They sought the real thing in remote places, in the Appalachian mountain region and in southern prisons.

They sought the real thing in remote places, in the Appalachian mountain region and in southern prisons. They recorded work songs sung by prison inmates, cowboys singing in bars, hill folk singing and plucking on their banjos, the authentic sounds of American folk culture.


They were the renowned “songcatchers,” John Lomax and his son Alan. The story of their quest for authentic American roots music will be told by folk music fan Tim Holt this Saturday, Sept. 16, at 7 p.m. at the Siskiyou Arts Museum in Dunsmuir.


Holt will tell how they dragged their early recording equipment up hills and over creek beds, to remote mountain cabins far removed from the big cities and centers of commercial music. The songs they discovered and popularized included “Home On The Range,” “Midnight Special,” and “John Henry.”

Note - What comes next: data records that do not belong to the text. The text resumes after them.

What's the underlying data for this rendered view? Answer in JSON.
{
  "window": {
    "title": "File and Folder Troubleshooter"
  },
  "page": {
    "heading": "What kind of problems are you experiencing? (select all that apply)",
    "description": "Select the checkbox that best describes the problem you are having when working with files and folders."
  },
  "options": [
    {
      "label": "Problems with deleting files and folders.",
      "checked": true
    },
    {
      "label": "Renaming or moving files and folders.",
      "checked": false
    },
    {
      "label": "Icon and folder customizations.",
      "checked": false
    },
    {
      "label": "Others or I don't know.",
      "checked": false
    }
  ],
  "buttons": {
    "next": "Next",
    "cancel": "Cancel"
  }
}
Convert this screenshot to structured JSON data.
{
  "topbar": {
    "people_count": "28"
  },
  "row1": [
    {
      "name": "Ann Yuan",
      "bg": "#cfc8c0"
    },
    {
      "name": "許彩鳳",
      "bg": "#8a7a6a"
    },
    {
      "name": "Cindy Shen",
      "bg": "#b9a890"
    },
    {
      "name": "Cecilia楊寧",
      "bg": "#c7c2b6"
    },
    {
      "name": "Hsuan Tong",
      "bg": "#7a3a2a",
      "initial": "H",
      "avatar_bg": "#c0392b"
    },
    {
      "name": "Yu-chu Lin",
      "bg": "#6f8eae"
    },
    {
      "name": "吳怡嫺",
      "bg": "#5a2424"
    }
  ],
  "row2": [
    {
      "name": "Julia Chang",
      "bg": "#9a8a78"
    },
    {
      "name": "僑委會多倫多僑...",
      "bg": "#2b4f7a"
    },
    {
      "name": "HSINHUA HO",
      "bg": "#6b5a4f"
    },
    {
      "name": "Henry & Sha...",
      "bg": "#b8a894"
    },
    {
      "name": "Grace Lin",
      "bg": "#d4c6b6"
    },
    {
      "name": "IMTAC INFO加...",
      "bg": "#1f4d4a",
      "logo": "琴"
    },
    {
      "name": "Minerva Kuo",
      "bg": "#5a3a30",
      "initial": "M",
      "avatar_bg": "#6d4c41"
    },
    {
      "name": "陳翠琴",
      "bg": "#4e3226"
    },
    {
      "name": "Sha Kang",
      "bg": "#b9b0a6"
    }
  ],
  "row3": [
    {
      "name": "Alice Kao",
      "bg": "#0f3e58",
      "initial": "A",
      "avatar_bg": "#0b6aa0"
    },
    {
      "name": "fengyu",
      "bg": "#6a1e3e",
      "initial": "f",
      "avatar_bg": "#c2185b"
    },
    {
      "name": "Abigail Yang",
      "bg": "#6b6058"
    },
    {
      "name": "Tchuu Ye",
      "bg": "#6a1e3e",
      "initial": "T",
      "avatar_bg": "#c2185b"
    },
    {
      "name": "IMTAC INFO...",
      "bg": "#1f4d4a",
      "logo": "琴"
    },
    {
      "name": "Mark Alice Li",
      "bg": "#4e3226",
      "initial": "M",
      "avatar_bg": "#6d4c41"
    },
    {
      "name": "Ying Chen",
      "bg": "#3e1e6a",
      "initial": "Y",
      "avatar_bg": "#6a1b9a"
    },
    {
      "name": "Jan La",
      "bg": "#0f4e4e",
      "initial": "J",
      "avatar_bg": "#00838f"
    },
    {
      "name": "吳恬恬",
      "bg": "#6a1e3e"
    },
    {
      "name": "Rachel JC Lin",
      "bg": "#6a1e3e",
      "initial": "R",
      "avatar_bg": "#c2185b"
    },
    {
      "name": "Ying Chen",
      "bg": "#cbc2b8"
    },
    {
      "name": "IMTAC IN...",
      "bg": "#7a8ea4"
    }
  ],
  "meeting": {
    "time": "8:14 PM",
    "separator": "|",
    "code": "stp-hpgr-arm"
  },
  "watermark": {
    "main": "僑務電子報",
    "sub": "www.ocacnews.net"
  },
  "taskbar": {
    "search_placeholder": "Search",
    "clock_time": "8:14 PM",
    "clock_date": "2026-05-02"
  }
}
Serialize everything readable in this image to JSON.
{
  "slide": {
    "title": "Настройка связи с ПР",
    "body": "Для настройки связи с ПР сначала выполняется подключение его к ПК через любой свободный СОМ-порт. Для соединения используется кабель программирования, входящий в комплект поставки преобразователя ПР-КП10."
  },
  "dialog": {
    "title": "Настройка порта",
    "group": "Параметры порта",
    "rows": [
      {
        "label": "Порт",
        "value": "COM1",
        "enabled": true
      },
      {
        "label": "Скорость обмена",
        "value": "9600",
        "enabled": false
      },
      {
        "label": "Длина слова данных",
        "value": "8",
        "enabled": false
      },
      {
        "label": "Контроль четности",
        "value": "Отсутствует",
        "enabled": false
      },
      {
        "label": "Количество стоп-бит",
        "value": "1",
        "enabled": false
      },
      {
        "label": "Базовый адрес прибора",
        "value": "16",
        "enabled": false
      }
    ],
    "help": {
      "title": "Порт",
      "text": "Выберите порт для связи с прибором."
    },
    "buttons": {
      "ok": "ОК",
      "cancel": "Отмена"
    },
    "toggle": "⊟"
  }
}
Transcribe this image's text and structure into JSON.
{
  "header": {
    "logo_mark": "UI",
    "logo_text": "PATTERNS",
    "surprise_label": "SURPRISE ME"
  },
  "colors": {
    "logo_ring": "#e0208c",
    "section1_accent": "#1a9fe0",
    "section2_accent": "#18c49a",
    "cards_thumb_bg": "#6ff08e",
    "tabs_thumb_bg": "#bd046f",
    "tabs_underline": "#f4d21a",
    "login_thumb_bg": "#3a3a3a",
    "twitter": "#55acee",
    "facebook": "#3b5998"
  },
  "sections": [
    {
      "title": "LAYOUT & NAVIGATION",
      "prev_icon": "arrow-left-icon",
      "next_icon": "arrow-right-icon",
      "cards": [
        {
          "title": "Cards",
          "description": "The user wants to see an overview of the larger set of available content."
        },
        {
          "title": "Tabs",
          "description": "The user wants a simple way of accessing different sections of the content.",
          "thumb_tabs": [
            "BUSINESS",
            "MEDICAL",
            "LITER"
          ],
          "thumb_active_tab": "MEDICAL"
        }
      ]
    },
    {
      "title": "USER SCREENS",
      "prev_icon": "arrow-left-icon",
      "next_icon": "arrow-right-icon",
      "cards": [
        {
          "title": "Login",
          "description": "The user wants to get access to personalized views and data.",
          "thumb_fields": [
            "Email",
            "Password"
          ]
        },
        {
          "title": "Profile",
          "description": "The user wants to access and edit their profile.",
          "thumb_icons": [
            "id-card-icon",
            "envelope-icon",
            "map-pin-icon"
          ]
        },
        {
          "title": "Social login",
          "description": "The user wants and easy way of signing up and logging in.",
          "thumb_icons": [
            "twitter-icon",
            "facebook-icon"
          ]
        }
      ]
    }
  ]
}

Join Holt in this celebration and singalong of American roots music, “The Songcatchers: John and Alan Lomax and the Quest For American Roots Music,” at the Siskiyou Arts Museum. Call (530) 235-4034 for more information or go to siskiyouartsmuseum.org.